__Raw data__:

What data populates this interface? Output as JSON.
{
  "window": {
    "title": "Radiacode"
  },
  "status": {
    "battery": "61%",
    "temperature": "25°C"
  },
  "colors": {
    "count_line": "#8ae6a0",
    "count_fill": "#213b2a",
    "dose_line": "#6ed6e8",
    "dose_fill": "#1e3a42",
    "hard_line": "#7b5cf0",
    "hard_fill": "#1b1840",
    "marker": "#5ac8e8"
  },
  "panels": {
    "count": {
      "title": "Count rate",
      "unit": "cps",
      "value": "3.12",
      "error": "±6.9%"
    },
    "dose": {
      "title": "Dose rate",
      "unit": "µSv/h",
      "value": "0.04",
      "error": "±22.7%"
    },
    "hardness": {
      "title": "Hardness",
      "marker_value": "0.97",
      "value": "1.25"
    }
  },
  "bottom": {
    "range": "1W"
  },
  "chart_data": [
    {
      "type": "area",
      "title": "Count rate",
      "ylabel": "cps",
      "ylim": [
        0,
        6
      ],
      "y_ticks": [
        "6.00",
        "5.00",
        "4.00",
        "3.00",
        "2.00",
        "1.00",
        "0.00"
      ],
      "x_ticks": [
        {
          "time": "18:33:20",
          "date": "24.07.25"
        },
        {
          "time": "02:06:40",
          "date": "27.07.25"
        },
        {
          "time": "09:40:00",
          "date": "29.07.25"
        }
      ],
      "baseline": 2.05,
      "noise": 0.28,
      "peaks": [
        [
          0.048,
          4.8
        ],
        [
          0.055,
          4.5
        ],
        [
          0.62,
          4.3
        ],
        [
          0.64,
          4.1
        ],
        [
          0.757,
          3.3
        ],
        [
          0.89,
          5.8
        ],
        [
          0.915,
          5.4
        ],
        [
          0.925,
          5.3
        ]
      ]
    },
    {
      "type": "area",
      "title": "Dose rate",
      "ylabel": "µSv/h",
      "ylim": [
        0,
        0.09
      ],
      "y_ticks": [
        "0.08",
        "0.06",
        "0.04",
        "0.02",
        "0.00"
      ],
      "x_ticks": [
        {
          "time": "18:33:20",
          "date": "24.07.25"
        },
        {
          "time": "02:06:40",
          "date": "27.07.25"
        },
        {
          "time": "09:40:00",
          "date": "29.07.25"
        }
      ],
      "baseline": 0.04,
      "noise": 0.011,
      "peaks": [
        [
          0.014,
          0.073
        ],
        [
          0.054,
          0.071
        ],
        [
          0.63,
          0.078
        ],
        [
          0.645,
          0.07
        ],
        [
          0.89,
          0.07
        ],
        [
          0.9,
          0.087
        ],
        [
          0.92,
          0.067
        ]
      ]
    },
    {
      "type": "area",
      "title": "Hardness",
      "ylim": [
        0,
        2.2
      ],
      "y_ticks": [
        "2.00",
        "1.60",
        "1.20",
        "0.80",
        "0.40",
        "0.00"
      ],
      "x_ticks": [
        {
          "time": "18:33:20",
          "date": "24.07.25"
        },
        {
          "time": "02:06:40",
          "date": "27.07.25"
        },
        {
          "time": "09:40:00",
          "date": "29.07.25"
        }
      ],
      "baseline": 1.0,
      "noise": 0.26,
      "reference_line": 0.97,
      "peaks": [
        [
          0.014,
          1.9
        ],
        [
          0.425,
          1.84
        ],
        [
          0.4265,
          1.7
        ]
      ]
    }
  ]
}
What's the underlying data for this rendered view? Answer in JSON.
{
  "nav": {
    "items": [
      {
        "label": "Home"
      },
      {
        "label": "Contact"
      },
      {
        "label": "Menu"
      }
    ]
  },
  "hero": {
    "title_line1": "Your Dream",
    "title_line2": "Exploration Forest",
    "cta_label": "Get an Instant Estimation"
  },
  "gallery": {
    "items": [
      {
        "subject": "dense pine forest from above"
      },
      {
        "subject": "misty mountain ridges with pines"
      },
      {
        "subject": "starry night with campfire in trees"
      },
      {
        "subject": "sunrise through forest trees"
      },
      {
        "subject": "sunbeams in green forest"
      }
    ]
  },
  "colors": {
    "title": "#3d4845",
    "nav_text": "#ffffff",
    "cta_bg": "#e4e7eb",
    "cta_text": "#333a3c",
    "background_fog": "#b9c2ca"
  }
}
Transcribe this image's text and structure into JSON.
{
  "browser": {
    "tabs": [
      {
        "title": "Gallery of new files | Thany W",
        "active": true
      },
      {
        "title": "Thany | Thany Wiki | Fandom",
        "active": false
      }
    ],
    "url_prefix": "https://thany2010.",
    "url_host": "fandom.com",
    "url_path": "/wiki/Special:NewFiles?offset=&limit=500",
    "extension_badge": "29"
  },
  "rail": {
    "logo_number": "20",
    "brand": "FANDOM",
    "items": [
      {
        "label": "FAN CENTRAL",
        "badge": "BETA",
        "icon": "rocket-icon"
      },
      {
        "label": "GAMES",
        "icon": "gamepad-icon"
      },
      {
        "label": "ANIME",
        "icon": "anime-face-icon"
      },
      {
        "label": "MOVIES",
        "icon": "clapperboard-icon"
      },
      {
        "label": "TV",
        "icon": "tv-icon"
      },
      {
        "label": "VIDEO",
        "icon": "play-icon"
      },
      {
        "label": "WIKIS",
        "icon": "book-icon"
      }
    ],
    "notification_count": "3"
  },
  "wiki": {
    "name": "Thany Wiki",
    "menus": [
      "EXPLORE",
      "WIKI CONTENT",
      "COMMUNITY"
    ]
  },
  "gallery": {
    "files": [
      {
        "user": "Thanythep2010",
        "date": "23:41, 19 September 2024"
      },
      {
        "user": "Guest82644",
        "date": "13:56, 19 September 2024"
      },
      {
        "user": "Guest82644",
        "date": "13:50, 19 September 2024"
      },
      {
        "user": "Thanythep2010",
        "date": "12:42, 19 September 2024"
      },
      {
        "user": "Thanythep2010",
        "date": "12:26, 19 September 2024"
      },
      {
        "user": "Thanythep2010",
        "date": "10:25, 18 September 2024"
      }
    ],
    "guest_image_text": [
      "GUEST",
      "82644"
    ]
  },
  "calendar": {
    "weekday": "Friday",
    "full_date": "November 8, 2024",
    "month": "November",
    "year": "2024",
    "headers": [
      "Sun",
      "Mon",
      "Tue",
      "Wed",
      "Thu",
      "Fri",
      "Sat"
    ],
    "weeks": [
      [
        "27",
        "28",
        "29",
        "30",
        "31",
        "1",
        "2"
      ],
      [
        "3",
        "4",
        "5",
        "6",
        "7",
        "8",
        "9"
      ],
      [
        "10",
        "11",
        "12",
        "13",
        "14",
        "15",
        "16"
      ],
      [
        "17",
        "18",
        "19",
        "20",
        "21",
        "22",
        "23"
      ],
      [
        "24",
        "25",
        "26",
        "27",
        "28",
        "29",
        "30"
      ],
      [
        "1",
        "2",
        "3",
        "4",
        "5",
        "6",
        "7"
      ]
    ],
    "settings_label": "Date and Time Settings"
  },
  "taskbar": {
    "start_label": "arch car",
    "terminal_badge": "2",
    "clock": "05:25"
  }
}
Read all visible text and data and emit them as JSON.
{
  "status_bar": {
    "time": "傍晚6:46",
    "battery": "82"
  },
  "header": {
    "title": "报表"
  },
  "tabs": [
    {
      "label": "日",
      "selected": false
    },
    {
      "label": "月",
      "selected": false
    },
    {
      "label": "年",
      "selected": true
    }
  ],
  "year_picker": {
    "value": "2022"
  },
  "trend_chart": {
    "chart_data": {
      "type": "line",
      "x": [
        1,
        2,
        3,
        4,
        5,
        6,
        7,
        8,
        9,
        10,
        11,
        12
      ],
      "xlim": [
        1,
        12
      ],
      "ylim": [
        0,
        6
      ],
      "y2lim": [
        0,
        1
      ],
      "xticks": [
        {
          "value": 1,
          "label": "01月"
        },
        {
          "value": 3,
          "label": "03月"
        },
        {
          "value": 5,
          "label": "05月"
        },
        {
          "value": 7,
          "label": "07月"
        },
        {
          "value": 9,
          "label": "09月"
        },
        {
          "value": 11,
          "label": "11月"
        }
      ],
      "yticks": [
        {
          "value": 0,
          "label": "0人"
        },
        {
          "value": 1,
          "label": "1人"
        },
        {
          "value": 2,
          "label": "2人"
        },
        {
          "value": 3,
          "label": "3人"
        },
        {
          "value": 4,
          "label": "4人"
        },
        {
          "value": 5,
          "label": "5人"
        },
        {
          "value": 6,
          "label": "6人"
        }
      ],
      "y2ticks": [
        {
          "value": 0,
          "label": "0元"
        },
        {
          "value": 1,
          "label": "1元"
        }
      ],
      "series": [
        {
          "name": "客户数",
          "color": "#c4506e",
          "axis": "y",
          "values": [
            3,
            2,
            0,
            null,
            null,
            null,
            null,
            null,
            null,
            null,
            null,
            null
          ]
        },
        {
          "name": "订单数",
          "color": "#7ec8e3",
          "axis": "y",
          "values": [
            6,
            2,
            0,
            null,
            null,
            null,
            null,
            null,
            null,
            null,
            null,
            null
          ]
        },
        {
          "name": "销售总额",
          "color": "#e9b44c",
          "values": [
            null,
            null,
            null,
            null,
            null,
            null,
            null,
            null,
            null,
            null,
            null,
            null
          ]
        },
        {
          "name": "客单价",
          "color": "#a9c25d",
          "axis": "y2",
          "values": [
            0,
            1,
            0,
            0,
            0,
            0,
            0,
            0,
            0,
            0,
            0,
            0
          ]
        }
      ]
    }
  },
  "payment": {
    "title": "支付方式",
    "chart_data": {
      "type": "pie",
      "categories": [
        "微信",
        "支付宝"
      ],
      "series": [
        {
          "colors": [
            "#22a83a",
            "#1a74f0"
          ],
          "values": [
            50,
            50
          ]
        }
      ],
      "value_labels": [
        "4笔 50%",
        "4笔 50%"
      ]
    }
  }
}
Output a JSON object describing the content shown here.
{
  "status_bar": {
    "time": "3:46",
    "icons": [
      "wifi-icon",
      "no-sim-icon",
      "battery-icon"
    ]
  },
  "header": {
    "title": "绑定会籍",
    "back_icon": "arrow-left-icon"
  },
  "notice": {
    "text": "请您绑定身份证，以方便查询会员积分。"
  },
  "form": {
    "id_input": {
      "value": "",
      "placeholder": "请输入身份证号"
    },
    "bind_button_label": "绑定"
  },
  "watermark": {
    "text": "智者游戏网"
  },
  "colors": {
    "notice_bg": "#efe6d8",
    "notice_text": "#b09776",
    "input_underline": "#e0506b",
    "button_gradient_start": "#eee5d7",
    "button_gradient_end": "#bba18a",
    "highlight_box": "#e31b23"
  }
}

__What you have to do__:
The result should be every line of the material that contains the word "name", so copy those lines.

__Task solution__:
    "name": "Thany Wiki",
          "name": "客户数",
          "name": "订单数",
          "name": "销售总额",
          "name": "客单价",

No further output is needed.